ACTION ITEM: Write out the entire listing below exactly, with the pictures left out.

STORED DATA:

# # # # # # #

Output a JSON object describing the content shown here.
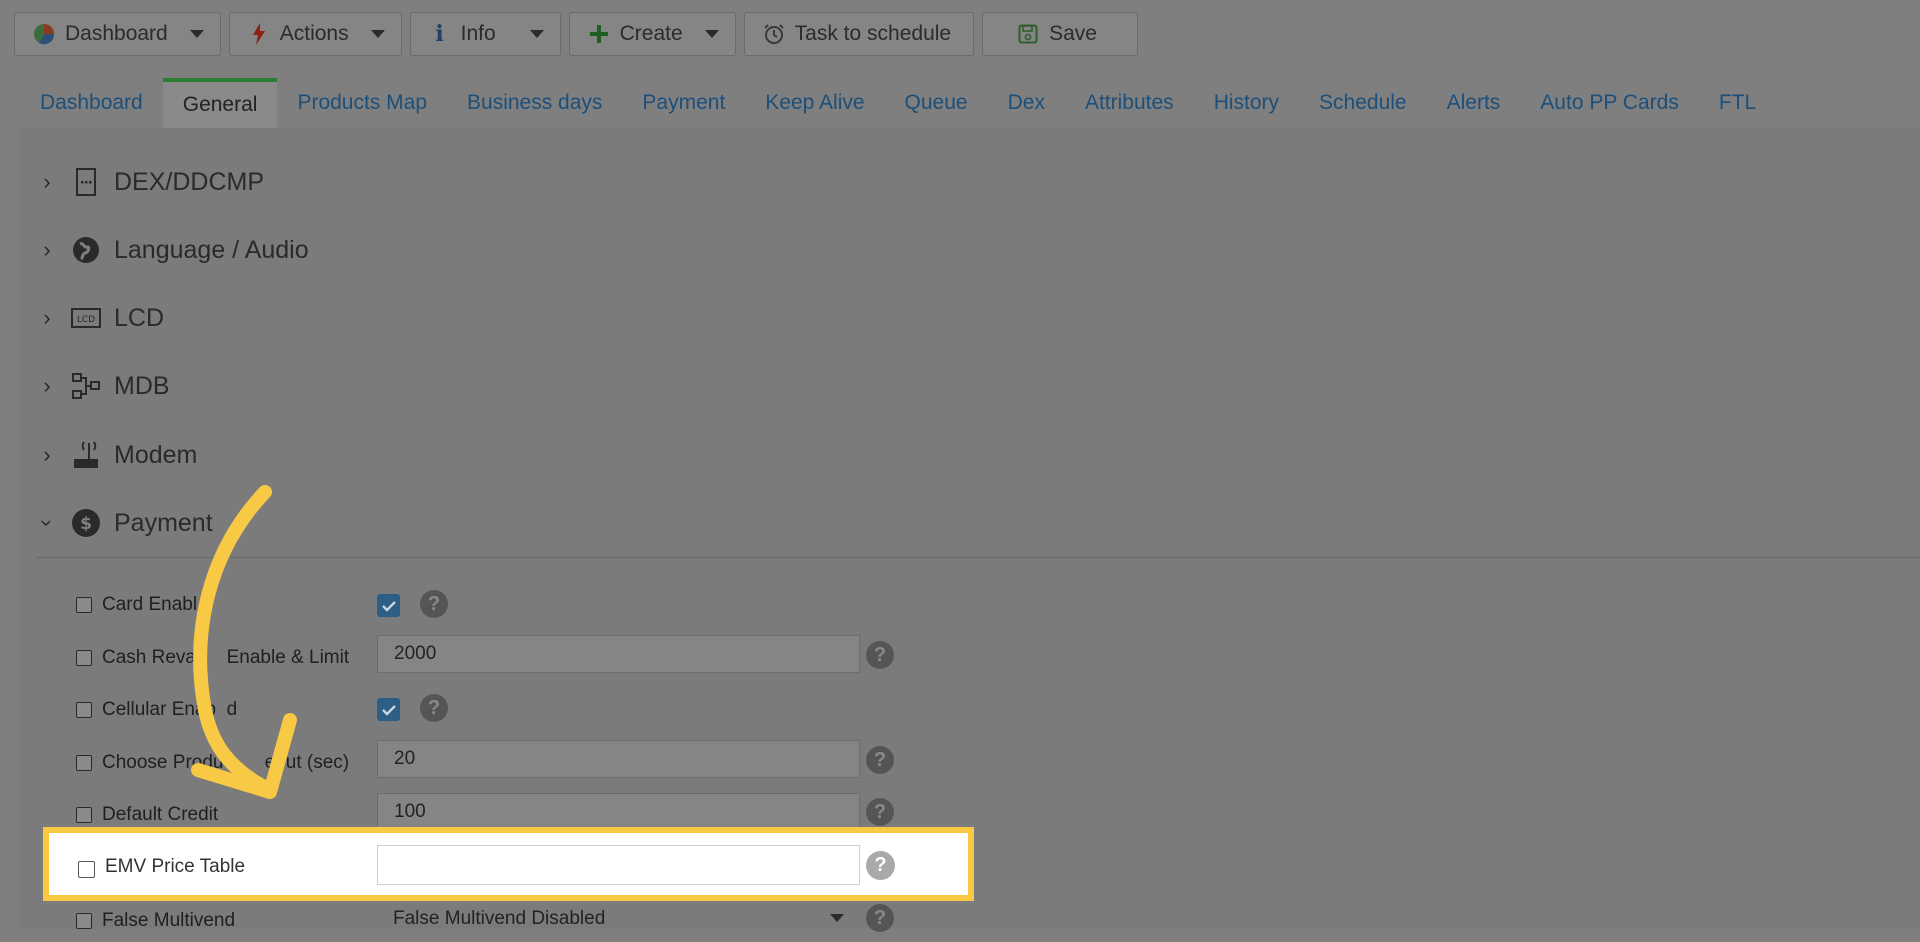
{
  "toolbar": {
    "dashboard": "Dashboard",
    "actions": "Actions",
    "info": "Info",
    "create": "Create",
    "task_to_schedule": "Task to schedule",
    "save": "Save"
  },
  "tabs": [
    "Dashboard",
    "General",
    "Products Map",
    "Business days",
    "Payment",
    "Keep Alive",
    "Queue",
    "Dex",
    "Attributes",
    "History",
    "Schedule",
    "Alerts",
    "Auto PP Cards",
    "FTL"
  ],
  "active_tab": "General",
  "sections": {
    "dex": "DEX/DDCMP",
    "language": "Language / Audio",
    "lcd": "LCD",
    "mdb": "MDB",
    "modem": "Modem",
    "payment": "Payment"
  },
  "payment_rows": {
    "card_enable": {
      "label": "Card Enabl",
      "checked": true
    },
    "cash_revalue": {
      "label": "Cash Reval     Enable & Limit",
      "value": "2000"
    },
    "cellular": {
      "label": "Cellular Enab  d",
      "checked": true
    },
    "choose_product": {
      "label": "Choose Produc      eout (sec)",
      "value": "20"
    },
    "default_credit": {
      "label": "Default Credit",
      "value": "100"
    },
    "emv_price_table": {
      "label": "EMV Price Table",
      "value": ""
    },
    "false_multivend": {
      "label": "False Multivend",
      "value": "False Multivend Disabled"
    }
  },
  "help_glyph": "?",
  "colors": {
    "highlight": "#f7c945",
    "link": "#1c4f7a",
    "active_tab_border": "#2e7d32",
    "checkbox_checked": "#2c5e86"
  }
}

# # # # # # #

YOUR SOLUTION:
Output a JSON object describing the content shown here.
{
  "toolbar": {
    "dashboard": "Dashboard",
    "actions": "Actions",
    "info": "Info",
    "create": "Create",
    "task_to_schedule": "Task to schedule",
    "save": "Save"
  },
  "tabs": [
    "Dashboard",
    "General",
    "Products Map",
    "Business days",
    "Payment",
    "Keep Alive",
    "Queue",
    "Dex",
    "Attributes",
    "History",
    "Schedule",
    "Alerts",
    "Auto PP Cards",
    "FTL"
  ],
  "active_tab": "General",
  "sections": {
    "dex": "DEX/DDCMP",
    "language": "Language / Audio",
    "lcd": "LCD",
    "mdb": "MDB",
    "modem": "Modem",
    "payment": "Payment"
  },
  "payment_rows": {
    "card_enable": {
      "label": "Card Enabl",
      "checked": true
    },
    "cash_revalue": {
      "label": "Cash Reval     Enable & Limit",
      "value": "2000"
    },
    "cellular": {
      "label": "Cellular Enab  d",
      "checked": true
    },
    "choose_product": {
      "label": "Choose Produc      eout (sec)",
      "value": "20"
    },
    "default_credit": {
      "label": "Default Credit",
      "value": "100"
    },
    "emv_price_table": {
      "label": "EMV Price Table",
      "value": ""
    },
    "false_multivend": {
      "label": "False Multivend",
      "value": "False Multivend Disabled"
    }
  },
  "help_glyph": "?",
  "colors": {
    "highlight": "#f7c945",
    "link": "#1c4f7a",
    "active_tab_border": "#2e7d32",
    "checkbox_checked": "#2c5e86"
  }
}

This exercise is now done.